Processing the Data
Once we return with samples from the field, remember we have those filters full of microbes that we collected from the water, we have to process the samples and isolate the DNA. If you want to read more about field sampling check out my I-Series Journal.
Cracking the Tubes
The first step in processing a sample is to remove the filter (along with all of the microbes) from the plastic container. We do this through a process called "cracking". We literally crack open the tubes with pliers and remove the filter paper. This filter paper is then placed in another tube and stored until we are ready for the extraction process.
Extracting the DNA is a process going through different steps and processes to create conditions that cause the cell to break open are release DNA. We are only interested in the DNA and not any of the other parts so we have to remove the extra junk.
The first thing we do is add some different enzymes to help break up the cell membrane. Each cell is surrounded by a membrane, it is meant to help contain everything, we need to break open that container. So to do this, enzymes help us do some of the work. The membrane is made up of different components and these enzymes (which are just specialized proteins that make reactions happen faster) work to break it open.
We then also go through a process of freezing and rapidly thawing the cells to disrupt them and help break them open. We go from -80ºC in a freezer to 37ºC in the span of just a few seconds.
Our next step involves mixing the cell parts with some different solutions to help separate the DNA from the other stuff. The DNA is much lighter than the other parts of the cell so they start to separate by weight.
Eventually we end up with just the DNA in a little tiny clump in the tube! It's a long process, but careful work leads to easy success. These DNA clumps can then be frozen and sent back to Oregon for further analysis.

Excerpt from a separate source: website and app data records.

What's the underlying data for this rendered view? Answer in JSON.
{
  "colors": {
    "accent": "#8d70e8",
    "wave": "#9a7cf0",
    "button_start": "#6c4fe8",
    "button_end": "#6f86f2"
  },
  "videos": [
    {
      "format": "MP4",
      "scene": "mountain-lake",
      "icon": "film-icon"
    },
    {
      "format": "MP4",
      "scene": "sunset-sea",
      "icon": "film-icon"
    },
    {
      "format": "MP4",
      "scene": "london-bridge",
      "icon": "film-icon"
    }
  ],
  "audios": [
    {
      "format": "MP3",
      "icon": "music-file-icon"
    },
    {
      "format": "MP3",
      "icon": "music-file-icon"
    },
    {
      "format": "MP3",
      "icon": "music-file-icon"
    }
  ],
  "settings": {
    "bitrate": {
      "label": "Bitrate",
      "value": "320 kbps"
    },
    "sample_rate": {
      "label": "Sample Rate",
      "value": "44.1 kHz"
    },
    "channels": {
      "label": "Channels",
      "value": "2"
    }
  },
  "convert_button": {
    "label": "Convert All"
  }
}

I wrote a bit about how this analysis takes place when I visited Byron's lab back in May. That journal is found here.
We have to keep everything as sterile as possible to minimize introducing any unwanted bacteria from other environments. We also keep things carefully labeled and organized so that samples are not lost or mixed up.
Today was spent in the lab processing the samples from the I-Series day of sampling. It was cloudy and rained lightly off and on, so I didn't mind staying inside. Once again, I have no new species that I viewed to add to my species journal, but I hope you enjoy this one of a species that does actually live in the area.
Depending on when you are reading this, tomorrow, Friday, June 27th is my LIVE PolarConnect web event. Byron and I will be talking about life at Toolik and in the Arctic, and briefly explaining his research and findings thus far in the study. Tune in! Instructions for registration and access are found here